At the heart of the U.S. government shutdown there is a philosophical debate over whether government programs for the poor help pull people out of poverty or make people more dependent on government handouts. Some conservatives see the curtailing of a pre-school program for low income families, though, not as a crisis, but as an opportunity.
The federally-funded Head Start program provides meals, medical screenings and preschool training for more than one million children from low-income families.
Because of the government shutdown, though, some of those programs have have been cut or closed.
Child care advocate Helen Blank, with the National Women’s Law Center, said the shutdown is hurting a program that strives to help those most in need.
“We know that research is clear that these experiences make a tremendous difference in low-income children’s ability to do well in school and to succeed in life. So it absolutely makes no sense to take our poorest four-year-olds and put them on the curb,” said Blank.
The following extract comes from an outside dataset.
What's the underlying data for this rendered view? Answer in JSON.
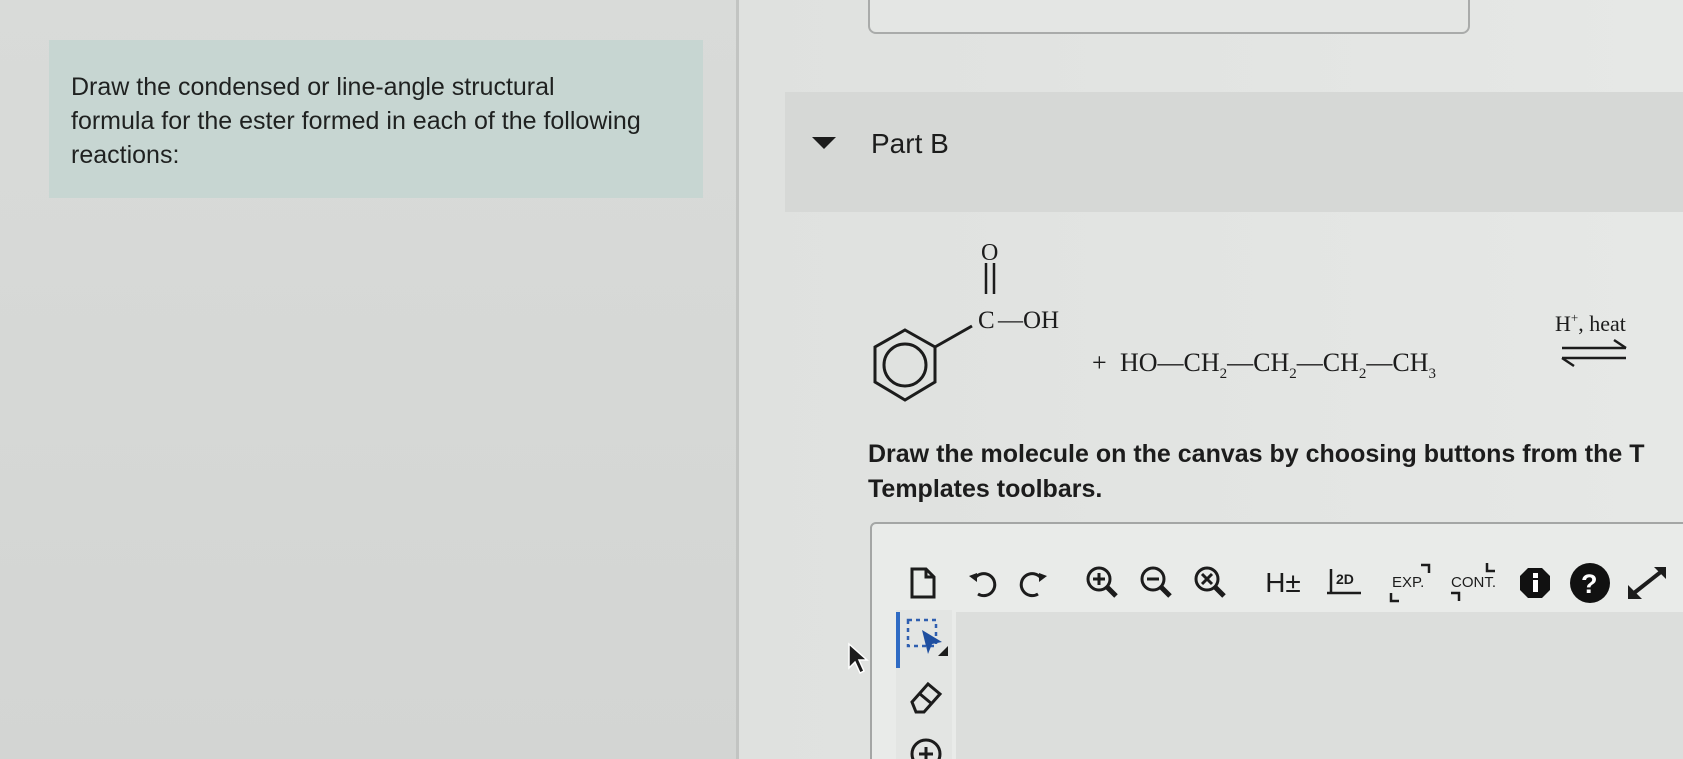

But conservative education analyst Lindsey Burke, with The Heritage Foundation, said Head Start's benefits are overstated, and that the shutdown presents an opportunity to reform what she called a bloated and bureaucratic program that costs taxpayers about $8,000 per child, per year.
“I think after 48 years of Head Start really being a failed federal intervention in early childhood education, that we have a lot of evidence that says, 'You know, what? Maybe instead of funding these Head Start centers, we should fund the child instead,'” said Burke.
Burke pointed to how private donors John and Laura Arnold recently contributed $10 million to Head Start, and how some state governments moved to fill in funding gaps to illustrate that there are better and maybe more affordable ways to fund these programs.
“Why not allow states to make their Head Start dollars portable - basically following a low-income child to any preschool provider of choice whether that is public or private - basically giving parents control over the Head Start dollars that we spend, but not necessarily relegating these children to government Head Start centers.”
But Head Start proponents say a government shutdown is not the way to reform the system.
“There are lots of ways to debate how to strengthen Head Start. There are lots of ways to debate how to strengthen schools. We don’t shut our schools down and say 'put our children on the street, that’s really good for children,'” said Blank.
If the shutdown continues into November, more Head Start programs serving thousands of children will lose federal money.